“But you knew and didn’t tell me?”

I put my head down and stare at the ground. Lying never does any good.

“I knew, yes.”

“And you let me go inside his house?”

I shrug and softly nod.

“You let me hug him? Kiss him on the cheek? You left the two of us alone in the same room?”

“It was little boys, not grown women,” I mumble.

“Ew! Gross!” She shudders. “You’re his friend!” she accuses. “Why wouldn’t you tell me? You even let me set him up with Kristen. Oh my God, Kristen!”

She backs away from me as if I’m infected by pedophilia by association. She rushes for her car, dialing Kristen as she goes. I know this will be the end of Vince and Kristen. And a phone call the next day finishes off Maria and me.

“Maria left me,” I tell Vince.

“I too am single again,” Vince replies matter-of-factly.

I buy the beer, he the rib eyes, and we console each other.

“Did I ever tell you I was engaged?” I say to Vince.

“No, I didn’t know that. What happened?”

“It shouldn’t’ve happened, really. This was a few years ago. We started dating in college, and after graduation she got a job down here and moved. We kept it going, long-distance, but to be honest it wasn’t going that well. But then she got pregnant so we decided to get married. I got a job down here real easily, and we made an offer on a house. But then she miscarried. Everything happened so fast. She was twelve weeks in, maybe only ten. So we decided there was no need to rush into marriage anymore. But I’d already started my new job, and I liked the house, so even though she broke up with me pretty soon after that, I bought this house anyway.”

Vince puts a hand on my shoulder, caresses it with his pinky, and squeezes. “Sorry to hear that.”

“I still like this house, “ I say. “And I like this neighborhood. I plan on staying here for a long time. I’m glad you moved in.”

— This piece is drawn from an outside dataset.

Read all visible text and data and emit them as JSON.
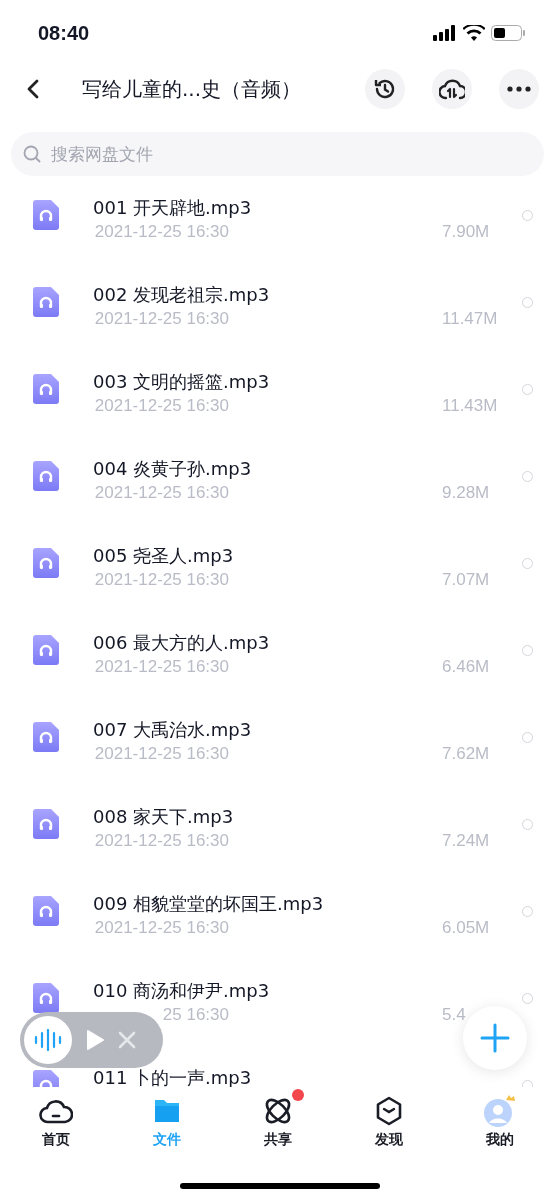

“You’re a good friend,” he agrees.

“So that’s my story,” I say. “What about you? Do you have any long-ago tales of sorrow and woe? Any deep dark secrets?”

This is as blunt as I can be. He stares off into the distance, as if he’s thinking really hard, before turning to me with a smile. “Can’t say that I do,” he says. “Life’s been ok to me.”

“Huh,” I say.

That’s it. We finish our steaks. Later, I go home.

A graduate of Florida State University and Roberts Wesleyan College, Joshua Britton has published fiction and non-fiction in Tethered By Letters, Cobalt Review, Bodega Magazine, Steam Ticket, Typehouse Literary, The Tarantino Chronicles, and Spank the Carp. A native of Rochester, NY, Joshua now lives in Evansville, IN, where he is a freelance trombonist and teacher. Contact Joshua at Joshua_ britton@yahoo.com.